### WORK REQUEST
Collect from the data below each line with "JSON".

### DATASET RECORDS
● ● ●
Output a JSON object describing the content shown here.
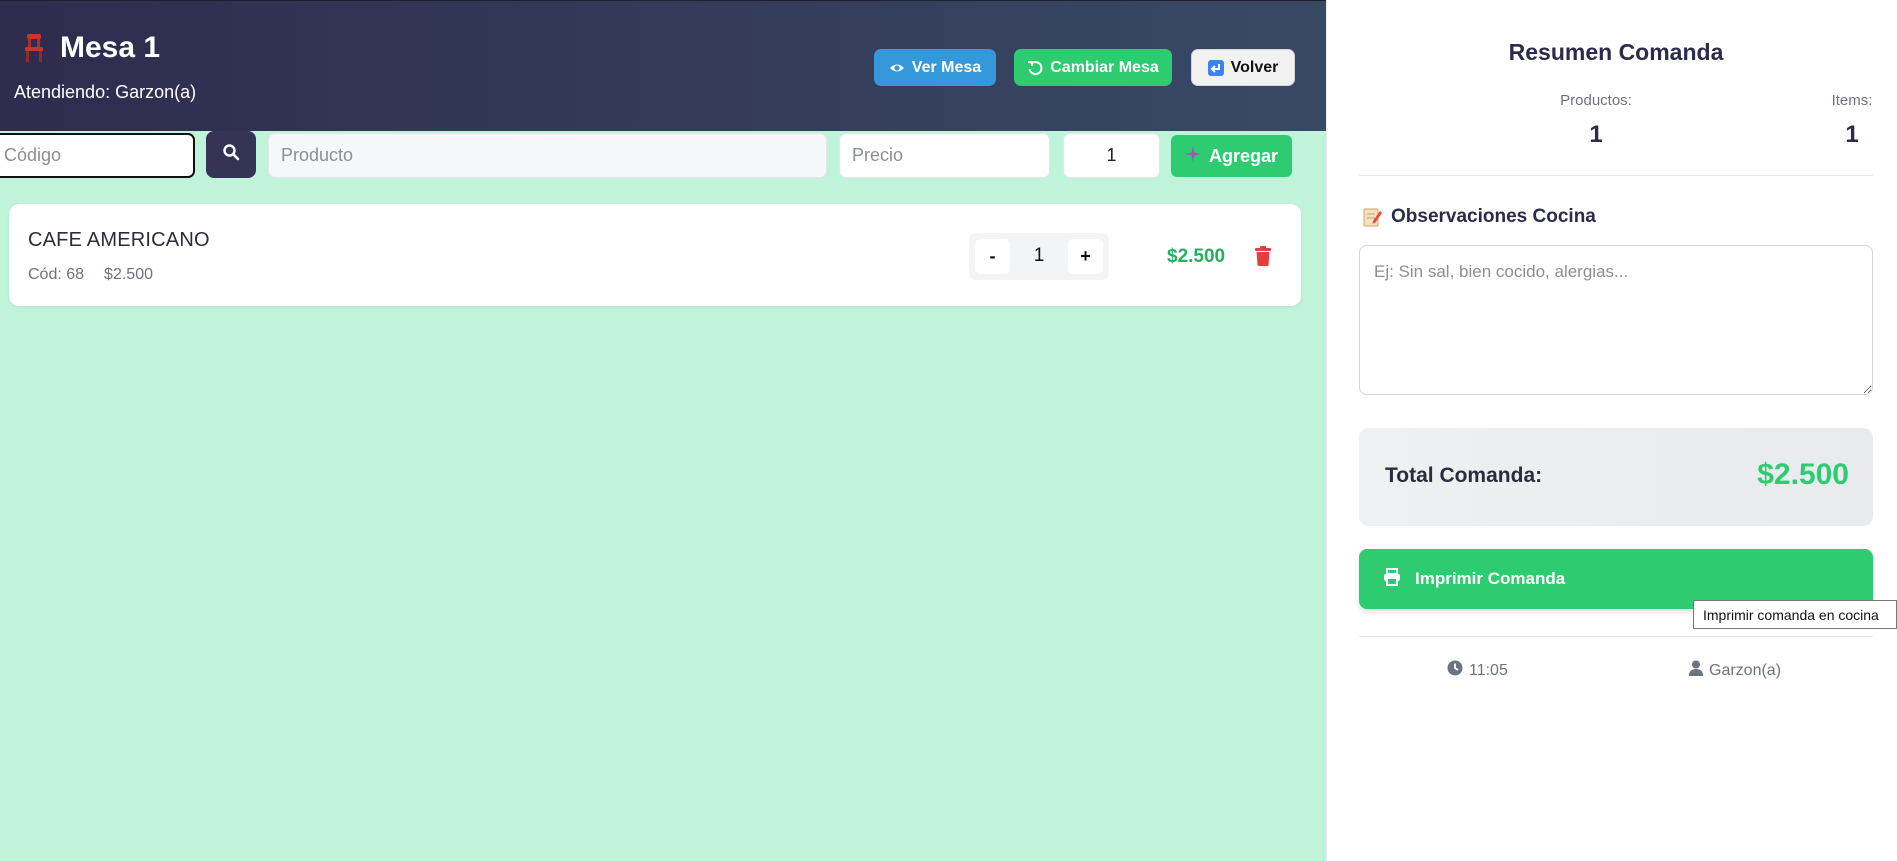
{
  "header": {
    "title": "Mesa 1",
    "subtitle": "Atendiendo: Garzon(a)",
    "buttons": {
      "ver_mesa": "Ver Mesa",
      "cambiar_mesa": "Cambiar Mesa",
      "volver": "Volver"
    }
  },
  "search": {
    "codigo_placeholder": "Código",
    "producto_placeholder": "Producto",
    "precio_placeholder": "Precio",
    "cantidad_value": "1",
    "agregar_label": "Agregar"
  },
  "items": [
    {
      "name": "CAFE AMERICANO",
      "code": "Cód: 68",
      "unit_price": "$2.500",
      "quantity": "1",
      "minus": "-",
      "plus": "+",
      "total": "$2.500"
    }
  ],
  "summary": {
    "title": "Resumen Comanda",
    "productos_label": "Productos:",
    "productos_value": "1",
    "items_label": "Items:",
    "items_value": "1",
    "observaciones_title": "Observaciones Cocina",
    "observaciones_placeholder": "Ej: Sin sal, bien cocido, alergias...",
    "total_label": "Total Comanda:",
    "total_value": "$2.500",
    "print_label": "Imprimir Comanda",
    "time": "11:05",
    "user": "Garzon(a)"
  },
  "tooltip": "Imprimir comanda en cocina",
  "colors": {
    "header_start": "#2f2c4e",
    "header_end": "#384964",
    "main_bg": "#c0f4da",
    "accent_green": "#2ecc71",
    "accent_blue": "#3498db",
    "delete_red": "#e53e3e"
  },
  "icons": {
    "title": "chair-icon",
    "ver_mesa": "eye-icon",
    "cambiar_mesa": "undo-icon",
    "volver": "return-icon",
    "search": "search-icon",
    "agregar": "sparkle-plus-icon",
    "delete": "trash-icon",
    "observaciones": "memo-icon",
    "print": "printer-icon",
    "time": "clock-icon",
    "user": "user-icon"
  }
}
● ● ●
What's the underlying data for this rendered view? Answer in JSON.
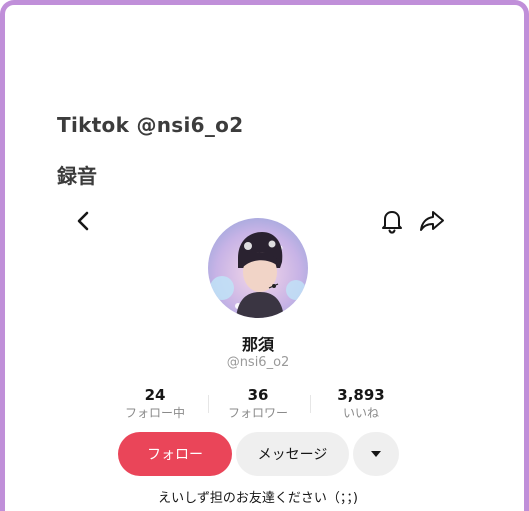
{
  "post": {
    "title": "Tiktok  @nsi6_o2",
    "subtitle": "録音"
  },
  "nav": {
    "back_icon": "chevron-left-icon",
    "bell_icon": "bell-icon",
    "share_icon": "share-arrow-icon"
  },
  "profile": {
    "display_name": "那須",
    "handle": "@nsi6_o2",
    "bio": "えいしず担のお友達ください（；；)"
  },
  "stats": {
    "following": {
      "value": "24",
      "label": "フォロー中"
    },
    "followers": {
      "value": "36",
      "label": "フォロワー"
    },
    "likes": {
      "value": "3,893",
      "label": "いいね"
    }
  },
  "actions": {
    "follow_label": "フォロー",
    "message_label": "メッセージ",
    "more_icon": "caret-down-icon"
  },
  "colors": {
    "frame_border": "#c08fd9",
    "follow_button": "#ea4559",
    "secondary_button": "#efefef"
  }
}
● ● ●
### EXPECTED ANSWER
Output a JSON object describing the content shown here.
What's the underlying data for this rendered view? Answer in JSON.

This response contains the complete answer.